In the Bumble-bees (Bombidae), and in the Wasps (Vespidae), we have societies essentially the same as in the Honey-bee. In a large community of Wasps, or "vespiary," there may be several hundred females, of which few survive the winter, and live to found fresh colonies next spring. The number of males is about equal to that of the females, but, unlike the drones of the Bees, the males work actively and defend the nest. As amongst the Bees, solitary species are not uncommon.
The Ants (Formicidae) likewise form communities, consisting of males, females, and neuters (fig. 192). The males and females, as we have seen in the case of the Termites, are winged, and are produced in great numbers at a particular period of the year. They then quit the nest and pair, after which the males die. The females then lose their wings and fall to the ground, when they become the queens of fresh societies. In some Ants, as in the Termites, the neuters are divided into two classes - the workers and the soldiers - of which the former perform all the duties necessary for the preservation of the society except defending the nest, this being left to the soldiers. In other cases, as many as three distinct orders or "castes" of neuters may be present in the same nest. Amongst the more singular of the habits and instincts of Ants two may be mentioned - the instinct of making slaves, and that of milking, so to speak, the little Plant-lice (Aphides). As regards the first of these, it is found that certain Ants possess the extraordinary instinct of capturing the pupae of other species of Ants, and bringing them up as slaves. The relations between the masters and the slaves vary a good deal in different species. In the case of Polyergus rufescens, for instance, the masters are entirely dependent upon their slaves; the males and females do nothing except reproducing the species, and the neuters perform no other labour except that of capturing fresh slaves. The masters are in this case unable even to feed themselves, and their existence is maintained entirely by the devotion of the slaves. In Formica sanguinea, on the other hand, the number of slaves is much less, and both masters and slaves occupy themselves in performing most of the duties necessary for the community. The masters, however, go alone when on slave-making expeditions; and in case of a migration, the masters carry the slaves in their mouths.
Fig. 192. - a Winged male of Ant; b Wingless worker of Ant; c Pupa of Ant; d Lavra of Ant, enlarged ; e The Great Saw-fly (Sirex gigas).
A second singular fact in the history of Ants is found in the relations which subsist between them and the Aphides, or Plant-lice. The Aphides secrete, or rather excrete, a peculiar viscid and sweet liquid, by means of a gland which is situated towards the extremity of the abdomen, and communicates with the exterior by two tubular filaments. Ants are extremely fond of this excretion, and it is a well-established fact that the Aphides allow themselves to be milked, as it were, by the Ants. For this purpose the Ant touches and caresses the abdomen of the Aphis with its antennae, whereupon the latter voluntarily exudes a drop of the coveted fluid.

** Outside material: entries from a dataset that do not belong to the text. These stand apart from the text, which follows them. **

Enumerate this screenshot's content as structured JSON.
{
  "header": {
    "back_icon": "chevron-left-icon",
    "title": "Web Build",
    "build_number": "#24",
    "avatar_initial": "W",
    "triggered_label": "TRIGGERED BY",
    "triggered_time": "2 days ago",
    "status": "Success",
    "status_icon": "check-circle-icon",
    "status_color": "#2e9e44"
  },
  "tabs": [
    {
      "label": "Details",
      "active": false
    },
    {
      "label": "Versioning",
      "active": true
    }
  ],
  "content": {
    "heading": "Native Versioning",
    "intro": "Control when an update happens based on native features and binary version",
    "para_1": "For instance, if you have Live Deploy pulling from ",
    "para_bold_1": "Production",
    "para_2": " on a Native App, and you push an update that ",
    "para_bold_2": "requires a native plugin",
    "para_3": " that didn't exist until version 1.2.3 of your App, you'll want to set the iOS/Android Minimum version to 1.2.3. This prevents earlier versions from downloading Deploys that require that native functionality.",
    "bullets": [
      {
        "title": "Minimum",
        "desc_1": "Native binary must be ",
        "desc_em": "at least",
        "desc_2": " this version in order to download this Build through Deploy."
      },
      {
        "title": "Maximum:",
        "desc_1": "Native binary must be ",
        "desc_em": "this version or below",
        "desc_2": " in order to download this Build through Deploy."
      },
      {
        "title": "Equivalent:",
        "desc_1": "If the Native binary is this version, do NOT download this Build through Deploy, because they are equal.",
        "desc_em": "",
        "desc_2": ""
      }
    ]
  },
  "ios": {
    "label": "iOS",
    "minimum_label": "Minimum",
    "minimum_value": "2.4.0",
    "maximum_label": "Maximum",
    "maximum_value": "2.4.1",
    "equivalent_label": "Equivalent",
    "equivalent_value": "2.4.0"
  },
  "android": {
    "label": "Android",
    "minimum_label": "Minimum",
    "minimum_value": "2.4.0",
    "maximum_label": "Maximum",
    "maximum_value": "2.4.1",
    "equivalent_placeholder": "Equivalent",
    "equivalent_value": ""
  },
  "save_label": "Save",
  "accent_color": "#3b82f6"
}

The belief that our European Ants stored up grain for winter consumption, though generally asserted by the ancients, has been, until recently, discredited by scientific observers, upon the ground that our Ants are known to be carnivorous in their habits. Mr Moggridge has, however, recently shown that there are exceptions to this rule, and that some of the Ants of the south of Europe (such as some of the species of Aita) not only eat vegetable food, but really execute the feats imputed to them by the old writers. They do, namely, store up a provision of grain for the winter, and they prevent this from germinating by gnawing the radicle.